A 2005 UCU report seems to confirm this trend: the gender pay gap for academics at Exeter was nearly £1000 lower over a decade ago (£7,553, compared to £8.361). This “downward trend over the past [few] years” is an issue that worries Dr. Paul Young, senior lecturer in English: “It’s a really important topic, and one that myself and many of my colleagues are concerned about,” he said.

More than four decades after the Equal pay act of 1970 was introduced, the University of Essex took the initiative and attempted to wipe out gender pay gap discrepancies at the University. A one-off salary hike was introduced in June 2016 to level the salaries of male and female academics. Dr. Bernhard Jackson remembered a similar initiative by her previous, American, employer, the University of Arkansas.

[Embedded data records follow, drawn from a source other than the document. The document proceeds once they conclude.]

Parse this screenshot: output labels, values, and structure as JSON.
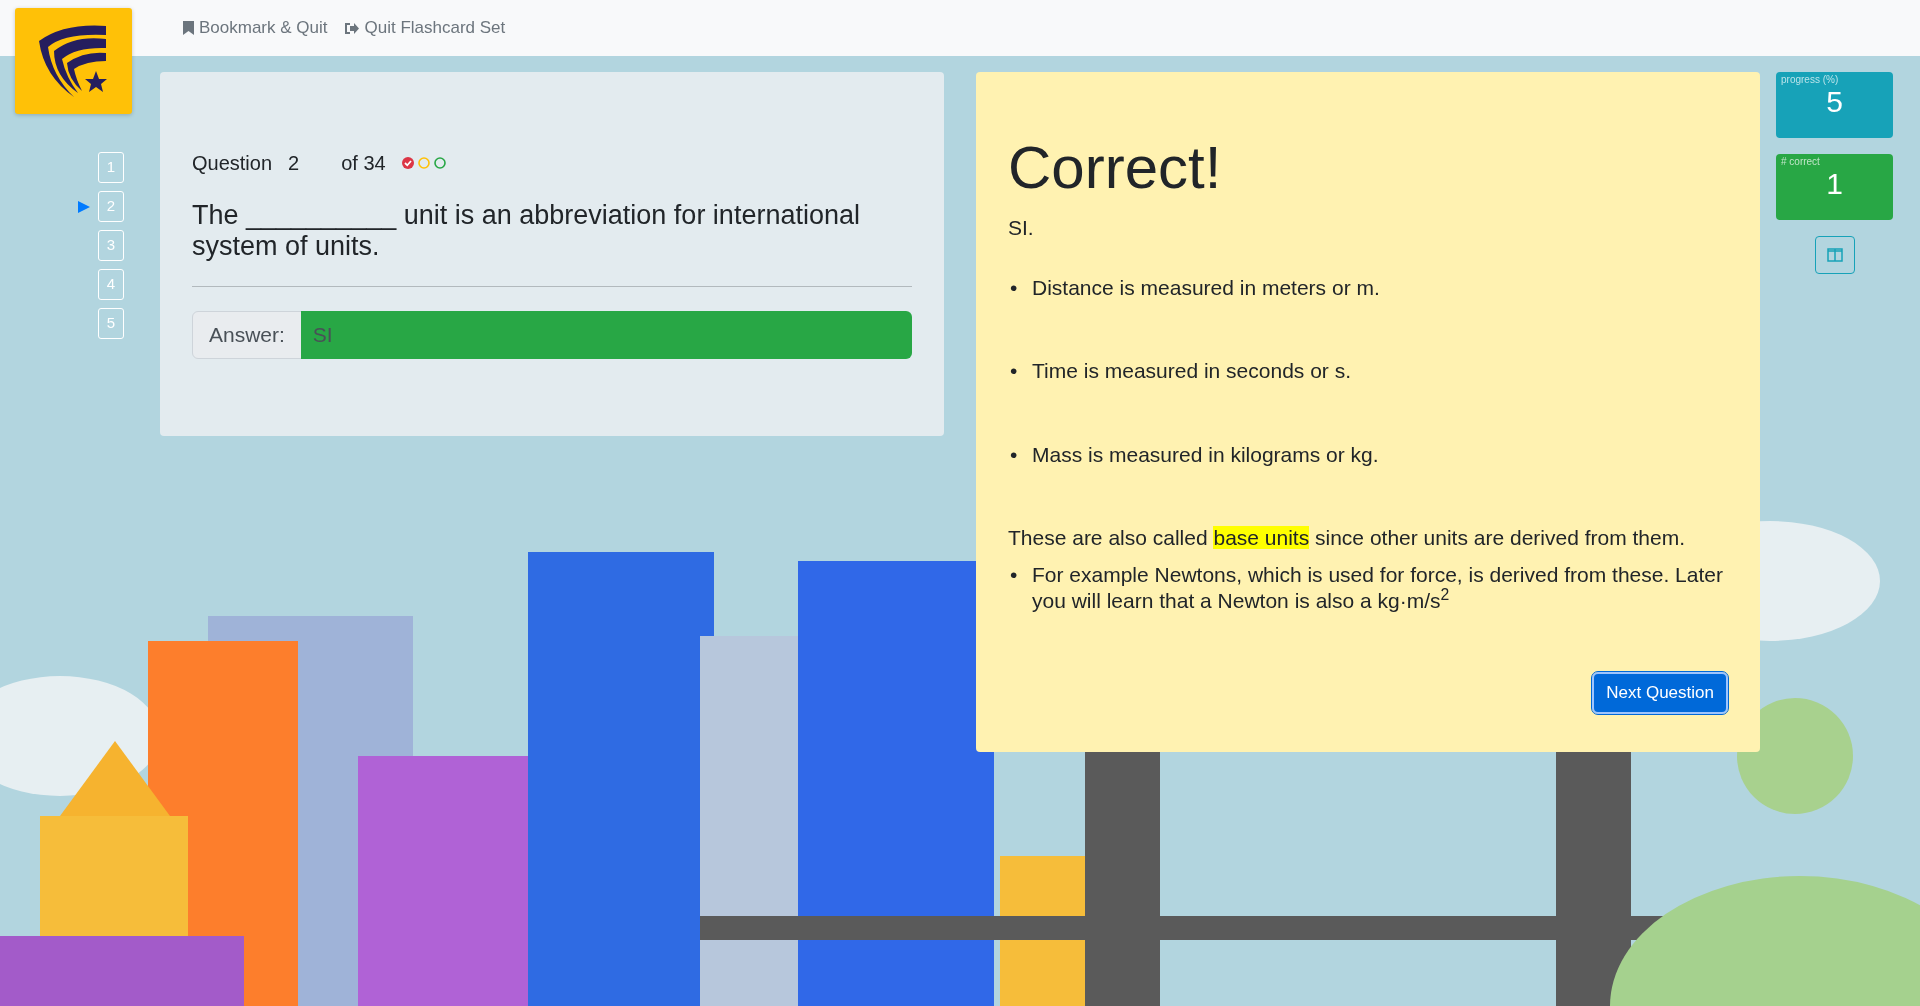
{
  "nav": {
    "links": [
      {
        "label": "Bookmark & Quit",
        "kind": "bookmark"
      },
      {
        "label": "Quit Flashcard Set",
        "kind": "quit"
      }
    ]
  },
  "question_list": [
    {
      "label": "1",
      "selected": false
    },
    {
      "label": "2",
      "selected": true
    },
    {
      "label": "3",
      "selected": false
    },
    {
      "label": "4",
      "selected": false
    },
    {
      "label": "5",
      "selected": false
    }
  ],
  "question": {
    "label": "Question",
    "number": "2",
    "total": "of 34",
    "status_dots": [
      {
        "color": "#dc3545",
        "checked": true
      },
      {
        "color": "#ffc107",
        "checked": false
      },
      {
        "color": "#28a745",
        "checked": false
      }
    ],
    "text": "The __________ unit is an abbreviation for international system of units.",
    "answer_label": "Answer:",
    "answer_value": "SI",
    "correct": true
  },
  "feedback": {
    "title": "Correct!",
    "answer": "SI.",
    "bullets": [
      {
        "marker": "•",
        "text": "Distance is measured in meters or m."
      },
      {
        "marker": "•",
        "text": "Time is measured in seconds or s."
      },
      {
        "marker": "•",
        "text": "Mass is measured in kilograms or kg."
      }
    ],
    "note": [
      {
        "text": "These are also called ",
        "highlight": false
      },
      {
        "text": "base units",
        "highlight": true
      },
      {
        "text": " since other units are derived from them.",
        "highlight": false
      }
    ],
    "sub_bullets": [
      {
        "marker": "•",
        "text": "For example Newtons, which is used for force, is derived from these. Later you will learn that a Newton is also a kg·m/s$^{2}$"
      }
    ],
    "button": "Next Question"
  },
  "stats": [
    {
      "label": "progress (%)",
      "value": "5",
      "color": "#17a2b8"
    },
    {
      "label": "# correct",
      "value": "1",
      "color": "#28a745"
    }
  ]
}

Dr. Bernhard Jackson focused on the complexities of the gender pay gap statistics:

“Broad statistics don’t differentiate between the Sciences and Humanities. There are fewer women in the Sciences, especially at higher levels, and simply because of that there are more men there making higher salaries.

Statistics that differentiate between Sciences and Humanities might show that the gender pay gap is not quite so high in the Humanities- but they might not.”

Times Higher Educdation conducted an investigation under their Higher Education Statistic Agency, showing that The University of Exeter has broadened the gender pay gap ratio, in comparison to University-wide national averages. When considering that all full-time academics in the UK, women are paid an average of £45,704, whilst men holding the same positions are paid £5,629 more, pushing their salaries to an average of £51,333.

One Social Sciences and International Relations professor said: “The University remains to be a business and I often think it forgets that it is also a place of education and that it should use its ability to be a leader in a wave of socio- economic equalization in a more positive manner.”

Meanwhile a University spokesperson said:

“We recognise that, in line with the national picture, women are underrepresented in the more senior academic roles and we are taking proactive steps to address this. Increasing the representation of women in professorial roles is of vital importance to both the senior management of the University and its governing body.

Support for female staff members at the University is nonetheless reflected through a Maternity Pay scheme, which includes full time pay for the first eight weeks. A part-time pay scheme takes over for the following eight weeks, in accordance to one’s eligibility with the Department for Work and Pensions (DWP).”

The University of Exeter’s Feminist Society told Exeposé:

“The gender wage gap has been proven time and time again to exist – our university has one of the largest in the country and it’s a symptom of our archaic elitism. While the situation has improved for white women we need to center the debate around women of colour, disabled women and trans-women who disproportionately face this injustice. How representative are we if Exeter hasn’t managed to consistently hire from these groups, let alone pay them enough?”

The university spokesperson added: “The University holds an Athena SWAN Bronze award for its work in addressing the barriers faced by women in progressing in a higher education career. Each individual STEM discipline also holds Athena SWAN awards, along with the Classics and Ancient History department. Such attempts are in alliance with The University’s women-only leadership development initiative, Aurora, mirroring the University’s initiative to encourage females to advance themselves in higher academic positions.”

bookmark me